Here we are, at the start of a magical new year, full of hope, promise and disease (I’ll explain that last part in a moment.)
I’ve been unusually interested in making New Year’s resolutions this time. Heaven knows that I have some bad habits that can be turned good and some good habits that can be turned better. Plus, lately I’ve been stumbling into all kinds of great articles on how to get your resolutions to stick. Most of the advice I’ve read has boiled down to two main ideas:
1.) Be open about your resolutions. Public resolutions are more likely to succeed than secret ones because your friends and well-wishers can support you and help keep temptation out of your way. (These articles didn’t mention the shame of failing in front of all these people you just talked yourself up to, but I’m sure that’s a factor.)
2.) Set goals you can measure. For example, a resolution to eat a better diet is kind of vague, but a resolution to serve kale twice a week and skip at least one dessert has measurable results, and a better chance of success.
Since I’ve just advocated going public with your resolutions, I’ll confess that mine is to keep better track of my time. I suspect I’m wasting too much of it in my current routine. So, I’ve talked about this resolution to me friends, family and anyone else who’ll listen. I’ve drawn up charts and calendars to track my hours and progress in my various jobs and chores.

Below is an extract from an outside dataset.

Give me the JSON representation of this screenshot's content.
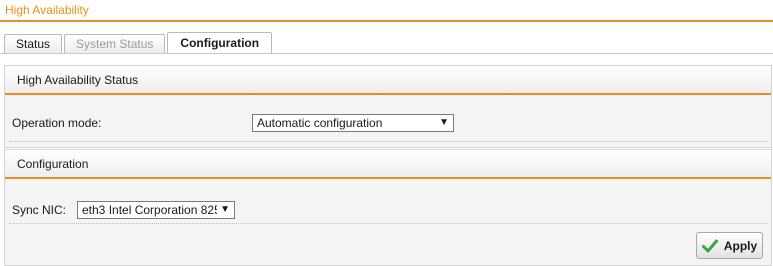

I’ve sworn off some time-wasting activities and even devised some plans to put a cap on web surfing.
And when January 1, 2014 came around and I was finally ready to spring my plans into action…I got sick. Twice.
Around 10:00am, on New Year’s Day, I realized that I was coming down with a bad cold/cough. On January 2, I woke up with flu-like symptoms.These two illnesses had teamed up to keep me in a sick bed for the next three days. I have been unable to do much of anything besides sleep and waste time while my carefully made charts have slid further into the red.
But I am not about to quit and throw away a perfectly good resolution just because of a rough start. (Most of my best projects have had rough starts.) I can solve this problem simply by bending time a little bit. In other words, I am declaring a New Year’s Do Over. 
A New Year’s Do Over? How does it work? 
On January 10, everyone who chooses to participate has the option of restarting their resolutions, treating January 10 as if it were January 1 (resolution-wise – I don’t have time to clean up another party). Why the tenth? Because it’s a friendly, round number and I want to give people a chance to spread the word about the do-over. Besides, while traditional start of resolutions on January 1 New Year’s is a bit like hitting a wall, the January 10 do-over gives you a few days to ramp up at you own pace, like that stretch of road they give you to merge onto the highway before you have to keep up with traffic.
I’ve been told that there is a great deal of illness going around, what with everyone being so social during the holidays, so if any of you other poor, afflicted sick people also need another shot at New Year’s, here’s your chance. If you’ve already broken your resolutions for any other reason, you too can start fresh on the tenth. Kept your resolution, but wish you’d written it differently? Consider it your ten-day test drive, then start your revised resolutions on January 10.
Yes, New Year’s Do-Over Day: the first* of many holidays I will spontaneously invent as the need arises. Tell your friends!
-Marj

*Not actually the first.